Puyehue-Cordón Caulle ash makes it to Buenos Aires and Paraguay
The eruption that started Saturday at Puyehue-Cordón Caulle along the Chilean-Argentine border is still going – and still causing problems for people living in the zone where ash and pumice (see below) is falling. The plume itself is spreading to the north and east of the volcano as you can see in an image posted on the NASA Earth Observatory In fact, cities as far afield as Buenos Aires are feeling the effects of the ash, with flight delays and diversions in and out of the major international airport in that city, along with some flights in and out of Paraguay. The ash may even reach Brazil later in the week. These problems may not be short-lived as SERNAGEOMIN geologists say the eruption could last days to weeks. The mayor of Bariloche, one of the cities along the border most hit by the ash, has been telling residents that it is best to stay at home to avoid the ash hazard. The biggest issues for the residents will be keeping water supplies safe from the ash, although the winds are turning in favor of Bariloche for the time being. However, evacuations are continuing in areas near the volcano.

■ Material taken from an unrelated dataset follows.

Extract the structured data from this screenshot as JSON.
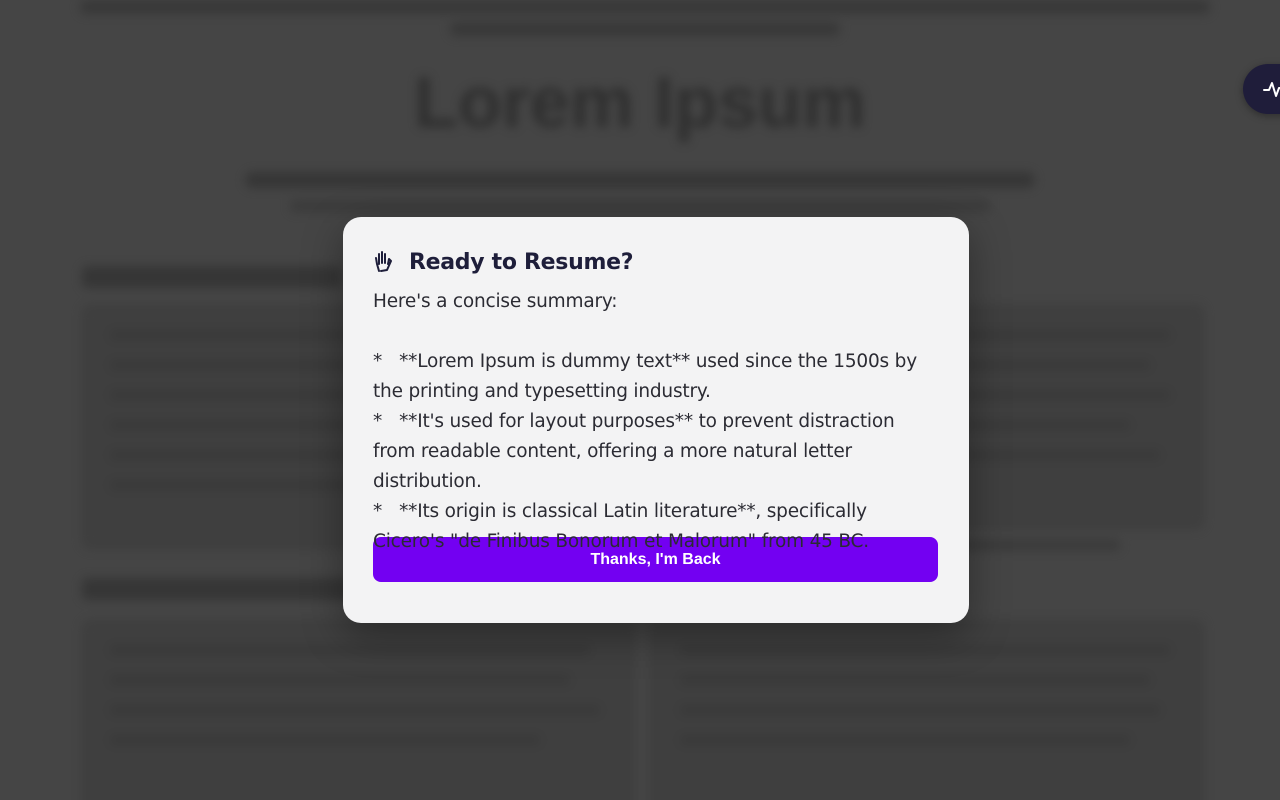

Pumice fall from Puyehue-Cordón Cauile
It appears that the eruption is continuing to wane some (spanish) and SERNAGEOMIN director Enrique Valdivieso says lava flows (spanish) from Puyehue-Cordon Caulle shouldn’t be ruled out (although the real hazard is still the heavy ash fall). The number of earthquakes and amount of tremor at the volcano have been in decline as well, but they are still keeping the volcano at Red Level 6 (moderate eruption). The Atlantic posted probably one of the best galleries I’ve seen for the eruption so far, capturing both the ash plume and the heavy ash fall related to the volcano. Top left: The ash plume from Puyehue-Cordón Caulle spreading across South America on June 7, 2011.